Cherry season is upon us, coming and going fast & furious like nearly every other fruit in the short Northeast summer. And while cherries did not fare well in the Hudson Valley this year (again!), due to a warmer-than-seasonal March, followed by freezing temps and lots of rain in April, there are some out there to be found. Belltown Orchards in Glastonbury, CT is open for you-pick of both sweet & sour cherries (assuming they still have some left); I’ve seen sweet cherries at my local farmer’s market, in small quantities, perfect for snacking; and Fix Brothers in Hudson, NY opens for English Morello picking on July 4th!
Assuming you do get your hands on some, and they survive the initial fresh-cherry-gorge that must accompany the start of the season, these chipotle cherries are one preserve to add to your list. Sweet, smoky, undeniably sexy: you could make this, and only this, and people will rave about your preservation prowess for years to come. I used my gifted bottle of ginjinha to bump up both the amount of liquid and the cherry flavor in the preserve; given that ginjinha may be impossible to find (unless you happen to be living in Portugal), I think a ruby port or a deep, berry-cherry red wine, even a sweet red dessert wine, would work well as a substitute. I also used whole, dried chipotle peppers; I think that ground chipotle would muddy the waters, so to speak, compromising the bright, nuanced flavor of the preserve and the gorgeous deep purple color. Try to source whole peppers if you can (I’m still using a batch from Penzey’s, but have heard raves about Tierra Vegetables for sourcing good quality chiles).
This is a soft-set preserve: the cherries stay whole, although nicely wilted and soft, and the surrounding jelly is just-barely set, and slowly spreads itself over whatever you drape it on. It’s wonderful on plain toast, or sneaked by the fingerful straight from the jar, but spooned over fresh chèvre on crusty sourdough bread, with fresh herbs from the garden? Heaven.
- 2 lbs sweet cherries
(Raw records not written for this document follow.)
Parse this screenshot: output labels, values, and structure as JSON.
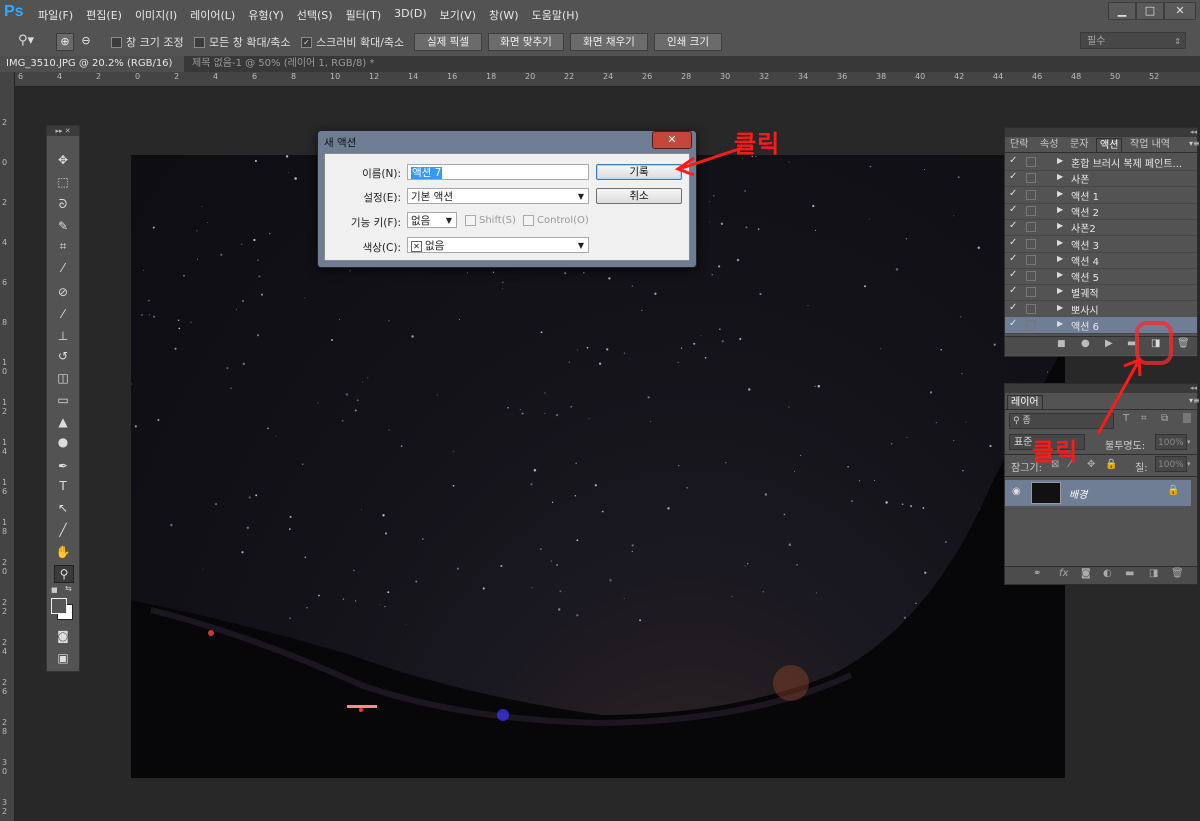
{
  "app": {
    "logo": "Ps",
    "menu": [
      "파일(F)",
      "편집(E)",
      "이미지(I)",
      "레이어(L)",
      "유형(Y)",
      "선택(S)",
      "필터(T)",
      "3D(D)",
      "보기(V)",
      "창(W)",
      "도움말(H)"
    ],
    "window_controls": [
      "▁",
      "□",
      "✕"
    ]
  },
  "options_bar": {
    "checks": [
      {
        "label": "창 크기 조정",
        "checked": false
      },
      {
        "label": "모든 창 확대/축소",
        "checked": false
      },
      {
        "label": "스크러비 확대/축소",
        "checked": true
      }
    ],
    "buttons": [
      "실제 픽셀",
      "화면 맞추기",
      "화면 채우기",
      "인쇄 크기"
    ],
    "workspace": "필수"
  },
  "tabs": [
    {
      "label": "IMG_3510.JPG @ 20.2% (RGB/16) *",
      "active": true
    },
    {
      "label": "제목 없음-1 @ 50% (레이어 1, RGB/8) *",
      "active": false
    }
  ],
  "ruler": {
    "top": [
      "6",
      "4",
      "2",
      "0",
      "2",
      "4",
      "6",
      "8",
      "10",
      "12",
      "14",
      "16",
      "18",
      "20",
      "22",
      "24",
      "26",
      "28",
      "30",
      "32",
      "34",
      "36",
      "38",
      "40",
      "42",
      "44",
      "46",
      "48",
      "50",
      "52"
    ],
    "left": [
      "2",
      "0",
      "2",
      "4",
      "6",
      "8",
      "1 0",
      "1 2",
      "1 4",
      "1 6",
      "1 8",
      "2 0",
      "2 2",
      "2 4",
      "2 6",
      "2 8",
      "3 0",
      "3 2"
    ]
  },
  "dialog": {
    "title": "새 액션",
    "name_label": "이름(N):",
    "name_value": "액션 7",
    "set_label": "설정(E):",
    "set_value": "기본 액션",
    "fkey_label": "기능 키(F):",
    "fkey_value": "없음",
    "shift_label": "Shift(S)",
    "control_label": "Control(O)",
    "color_label": "색상(C):",
    "color_value": "없음",
    "record_button": "기록",
    "cancel_button": "취소"
  },
  "actions_panel": {
    "tabs": [
      "단락",
      "속성",
      "문자",
      "액션",
      "작업 내역"
    ],
    "active_tab": "액션",
    "items": [
      "혼합 브러시 복제 페인트...",
      "사폰",
      "액션 1",
      "액션 2",
      "사폰2",
      "액션 3",
      "액션 4",
      "액션 5",
      "별궤적",
      "뽀사시",
      "액션 6"
    ]
  },
  "layers_panel": {
    "tab": "레이어",
    "kind_placeholder": "종",
    "blend_mode": "표준",
    "opacity_label": "불투명도:",
    "opacity_value": "100%",
    "lock_label": "잠그기:",
    "fill_label": "칠:",
    "fill_value": "100%",
    "layer_name": "배경"
  },
  "annotations": {
    "click1": "클릭",
    "click2": "클릭"
  },
  "colors": {
    "annotation": "#ff1a1a",
    "ps_blue": "#31a8ff"
  }
}
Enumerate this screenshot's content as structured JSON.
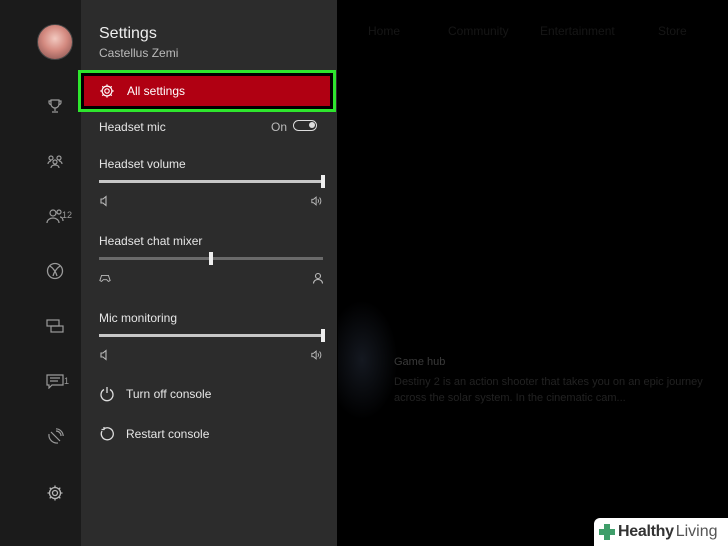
{
  "background": {
    "tabs": [
      "Home",
      "Community",
      "Entertainment",
      "Store"
    ],
    "hub_title": "Game hub",
    "hub_description": "Destiny 2 is an action shooter that takes you on an epic journey across the solar system. In the cinematic cam..."
  },
  "rail": {
    "items": [
      {
        "icon": "trophy-icon"
      },
      {
        "icon": "party-icon"
      },
      {
        "icon": "friends-icon",
        "badge": "12"
      },
      {
        "icon": "xbox-logo-icon"
      },
      {
        "icon": "messages-icon"
      },
      {
        "icon": "notifications-icon",
        "badge": "1"
      },
      {
        "icon": "broadcast-icon"
      },
      {
        "icon": "gear-icon"
      }
    ]
  },
  "settings": {
    "title": "Settings",
    "gamertag": "Castellus Zemi",
    "all_settings_label": "All settings",
    "headset_mic_label": "Headset mic",
    "headset_mic_state": "On",
    "headset_volume_label": "Headset volume",
    "headset_volume_level": 1.0,
    "chat_mixer_label": "Headset chat mixer",
    "chat_mixer_level": 0.5,
    "mic_monitoring_label": "Mic monitoring",
    "mic_monitoring_level": 1.0,
    "turn_off_label": "Turn off console",
    "restart_label": "Restart console"
  },
  "colors": {
    "highlight": "#b00012",
    "annotation_border": "#2ee62e"
  },
  "watermark": {
    "brand_bold": "Healthy",
    "brand_light": "Living"
  }
}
- 1 and 1/2 cups (12 oz) raw sugar (organic turbinado)
- 1/2 cup cherry liqueur (I used ginjinha), port or red wine
- 3 dried chipotle peppers, stemmed
- 1 cup apple pectin
- Wash, stem and pit the cherries. In a large bowl, combine cherries with sugar, liqueur and chipotle peppers, tossing well. Allow to macerate at room temperature for several hours, or refrigerated overnight.
- Add pectin, mix well, and taste syrup. Adjust sugar if necessary: add a touch of lemon juice for added tartness. If syrup is nicely smoky with chipotle flavor, remove chipotle peppers; if you’d like additional chipotle flavor, leave peppers in while cooking preserves. Save cherry-soaked chipotles to mince and add to a simple vinaigrette.
- Prepare canner, jars and lids.
- Transfer cherry & syrup mixture to a large, heavy, wide preserving pan or a high-sided skillet. Bring mixture to a boil over high heat and continue to boil hard, stirring only minimally, until syrup reaches the set point, 220 degrees F on an accurate thermometer (or syrup passes the wrinkle test on a frozen plate), about 15 minutes. Cook for 1 minute at the set point, then remove from heat and ladle hot preserves into hot jars to 1/2-inch. Wipe rims, affix lids and process in a boiling water bath for 10 minutes.
Yields about 2 and 1/2 cups.
- If you don’t have, or want to make, apple pectin, you could try substituting frozen concentrated apple juice or apple jelly, or consider Pomona’s or Ball Flex-Batch pectin.
- Ginjinha is a Portuguese cherry liqueur: you need some sort of liquid in order to yield enough syrup with the low amount of sugar, but it does not have to be alcoholic; you could try apple juice or cherry juice if you can find it. Since the ginjinha or other alcohol is added before the cooking stage, any ethanol will be cooked off prior to jarring the preserve.
- This is a small batch that could easily be doubled; however, if so, do make sure that you use a very wide pan in order to reach the set point as quickly as possible. Believe me when I say you’ll want more than the initial 2 and 1/2 cups: in fact, I’ve already made another batch!
Canned, store in a cool, dark spot for up to 1 year.